Once the prototype was ready, it was put through three juries more than once: one was drawn from the development team, another from the other verticals of the company and the third from outside the company. Chawla, it is safe to assume, belonged to the third jury. At the same time, 250 prototypes were driven 2.35 million km over two years in New Zealand, Austria, South Korea, Dubai (to check the effectiveness of the air-conditioner in extremely hot conditions), Sweden (for extremely cold conditions), China (it could be a market in the future), South Africa, the US and, of course, India. In India, it was driven at Khardung La, the highest road in the world, and was tested for spin, turn and brakes on the tracks of the Mahindra Research Valley near Chennai. For almost two years, 125 people tasked to validate the prototypes lived in hotels, away from their families, and drove their machines day and night.
Instead of giving it a name like Bolero, Scorpio or Xylo, Goenka and his team decided to go with the alpha-numeric XUV 500. (Internally, they call it the Five O-O because O at the end of the name has proved lucky for the company in the past; double O could be doubly lucky, says Jejurikar.) It also gives the company the flexibility to build a family of SUVs around the name: a smaller variant can be called the XUV 400 and a larger variant the XUV 600. Also, the Mahindra name, that was relegated to the background when the Scorpio was launched because it was a fuddy-duddy farm-sector brand at that time, has been given a pride of place this time round — the SUV is called the Mahindra XUV 500.

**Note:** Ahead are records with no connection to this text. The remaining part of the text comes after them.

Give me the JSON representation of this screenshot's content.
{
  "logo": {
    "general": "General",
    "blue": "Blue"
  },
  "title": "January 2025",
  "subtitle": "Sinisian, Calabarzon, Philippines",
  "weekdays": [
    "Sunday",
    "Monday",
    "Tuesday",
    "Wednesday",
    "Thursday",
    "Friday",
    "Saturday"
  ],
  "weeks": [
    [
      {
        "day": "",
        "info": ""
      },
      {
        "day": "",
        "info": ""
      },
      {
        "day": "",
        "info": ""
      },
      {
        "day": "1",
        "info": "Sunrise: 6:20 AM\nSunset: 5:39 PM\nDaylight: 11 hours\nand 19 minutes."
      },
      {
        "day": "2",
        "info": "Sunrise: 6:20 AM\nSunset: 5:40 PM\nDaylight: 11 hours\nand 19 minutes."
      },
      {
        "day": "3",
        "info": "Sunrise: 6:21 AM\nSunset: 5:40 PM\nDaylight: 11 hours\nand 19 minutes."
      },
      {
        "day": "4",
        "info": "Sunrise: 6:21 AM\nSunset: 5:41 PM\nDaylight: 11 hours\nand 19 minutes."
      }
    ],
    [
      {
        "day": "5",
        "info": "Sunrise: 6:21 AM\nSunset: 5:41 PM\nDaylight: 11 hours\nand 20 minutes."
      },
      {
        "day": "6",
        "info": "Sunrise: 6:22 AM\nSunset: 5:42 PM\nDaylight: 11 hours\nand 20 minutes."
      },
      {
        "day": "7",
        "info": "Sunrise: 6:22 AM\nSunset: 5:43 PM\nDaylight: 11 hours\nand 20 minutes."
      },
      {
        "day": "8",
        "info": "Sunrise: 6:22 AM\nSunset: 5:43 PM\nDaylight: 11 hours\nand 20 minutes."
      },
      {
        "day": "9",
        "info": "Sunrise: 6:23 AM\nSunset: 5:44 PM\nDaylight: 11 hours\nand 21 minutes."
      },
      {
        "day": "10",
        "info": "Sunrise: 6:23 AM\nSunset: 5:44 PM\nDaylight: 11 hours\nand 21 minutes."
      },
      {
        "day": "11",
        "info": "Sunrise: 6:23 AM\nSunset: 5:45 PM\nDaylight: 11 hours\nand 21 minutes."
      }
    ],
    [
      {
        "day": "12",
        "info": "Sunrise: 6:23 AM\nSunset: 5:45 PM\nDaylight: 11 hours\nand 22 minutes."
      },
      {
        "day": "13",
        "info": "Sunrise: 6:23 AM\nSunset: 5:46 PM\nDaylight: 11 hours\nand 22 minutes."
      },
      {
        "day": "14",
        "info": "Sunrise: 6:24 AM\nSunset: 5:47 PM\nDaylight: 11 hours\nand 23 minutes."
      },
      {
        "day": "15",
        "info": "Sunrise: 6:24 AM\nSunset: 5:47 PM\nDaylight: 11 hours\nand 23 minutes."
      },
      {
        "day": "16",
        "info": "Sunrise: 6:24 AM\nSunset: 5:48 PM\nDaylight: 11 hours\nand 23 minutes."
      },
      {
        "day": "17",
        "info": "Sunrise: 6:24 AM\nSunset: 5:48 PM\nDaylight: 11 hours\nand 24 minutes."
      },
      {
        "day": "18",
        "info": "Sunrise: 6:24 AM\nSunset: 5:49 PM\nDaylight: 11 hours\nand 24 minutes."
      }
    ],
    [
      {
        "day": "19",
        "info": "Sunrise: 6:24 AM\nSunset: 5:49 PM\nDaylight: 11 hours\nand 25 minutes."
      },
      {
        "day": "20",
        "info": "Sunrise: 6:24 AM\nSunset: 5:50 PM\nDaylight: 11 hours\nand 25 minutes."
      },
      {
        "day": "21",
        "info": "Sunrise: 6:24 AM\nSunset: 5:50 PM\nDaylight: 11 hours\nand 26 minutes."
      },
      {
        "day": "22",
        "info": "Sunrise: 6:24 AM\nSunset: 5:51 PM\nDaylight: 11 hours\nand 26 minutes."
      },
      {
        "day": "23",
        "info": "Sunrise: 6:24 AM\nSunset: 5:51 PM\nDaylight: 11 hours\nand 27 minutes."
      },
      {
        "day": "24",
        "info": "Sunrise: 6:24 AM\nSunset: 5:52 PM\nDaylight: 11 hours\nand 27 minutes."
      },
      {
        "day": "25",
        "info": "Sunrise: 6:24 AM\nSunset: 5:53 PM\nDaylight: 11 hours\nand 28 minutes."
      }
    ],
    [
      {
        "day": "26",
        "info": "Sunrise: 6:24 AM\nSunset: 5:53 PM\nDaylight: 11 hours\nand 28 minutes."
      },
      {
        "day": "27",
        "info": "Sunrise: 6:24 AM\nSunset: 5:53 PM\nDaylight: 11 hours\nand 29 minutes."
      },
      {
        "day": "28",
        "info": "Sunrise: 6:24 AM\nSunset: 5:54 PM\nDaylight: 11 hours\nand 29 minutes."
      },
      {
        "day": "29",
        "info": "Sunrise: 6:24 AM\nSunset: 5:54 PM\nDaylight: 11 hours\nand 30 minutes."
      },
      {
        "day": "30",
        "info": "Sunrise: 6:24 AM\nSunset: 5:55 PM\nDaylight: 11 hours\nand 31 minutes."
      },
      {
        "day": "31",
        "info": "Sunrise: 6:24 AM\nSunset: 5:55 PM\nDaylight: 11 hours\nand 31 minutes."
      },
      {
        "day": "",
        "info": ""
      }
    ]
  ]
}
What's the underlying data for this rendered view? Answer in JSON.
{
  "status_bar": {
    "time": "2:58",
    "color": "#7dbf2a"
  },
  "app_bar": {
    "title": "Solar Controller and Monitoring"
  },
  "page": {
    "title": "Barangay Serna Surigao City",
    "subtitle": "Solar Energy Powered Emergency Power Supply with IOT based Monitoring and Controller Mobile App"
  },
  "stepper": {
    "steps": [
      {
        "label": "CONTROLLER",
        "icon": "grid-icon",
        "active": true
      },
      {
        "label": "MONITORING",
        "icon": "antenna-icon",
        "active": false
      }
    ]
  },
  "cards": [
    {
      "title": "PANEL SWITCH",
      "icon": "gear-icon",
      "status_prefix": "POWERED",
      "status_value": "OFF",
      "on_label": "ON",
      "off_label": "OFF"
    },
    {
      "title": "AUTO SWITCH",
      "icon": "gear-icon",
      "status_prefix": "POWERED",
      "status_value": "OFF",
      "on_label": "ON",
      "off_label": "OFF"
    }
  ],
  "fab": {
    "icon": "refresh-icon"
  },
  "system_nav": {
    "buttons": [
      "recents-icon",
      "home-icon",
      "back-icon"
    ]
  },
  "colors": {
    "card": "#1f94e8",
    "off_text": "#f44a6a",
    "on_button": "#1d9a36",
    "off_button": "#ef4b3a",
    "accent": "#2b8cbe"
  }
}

In the pre-launch social media campaign, Mahindra & Mahindra tried to create excitement about the product but didn’t talk about its features and create expectations. Clearly, the Nano experience was playing on everybody’s mind, where the focus had shifted to the features from the overall car experience. The television campaign that accompanied the launch had to be discontinued because of the huge bookings, says Jejurikar. At the moment, Mahindra & Mahindra dealers are not taking fresh orders. The production lines in Chakan are fully booked till mid-January. Though almost 300 Mahindra & Mahindra employees have opted for the XUV 500 under the company car scheme, it has been decided to limit their quota to 25 a month.
Last night, 150-odd people from the Mahindra Research Valley were called to a Chennai hotel to celebrate the success of the XUV 500. Is some cash incentive likely to follow? “It’s not yet decided,” says Jejurikar, “though there was some small amount given out when the Xylo was launched.” Till it’s decided, the technicians will have to keep their fingers crossed.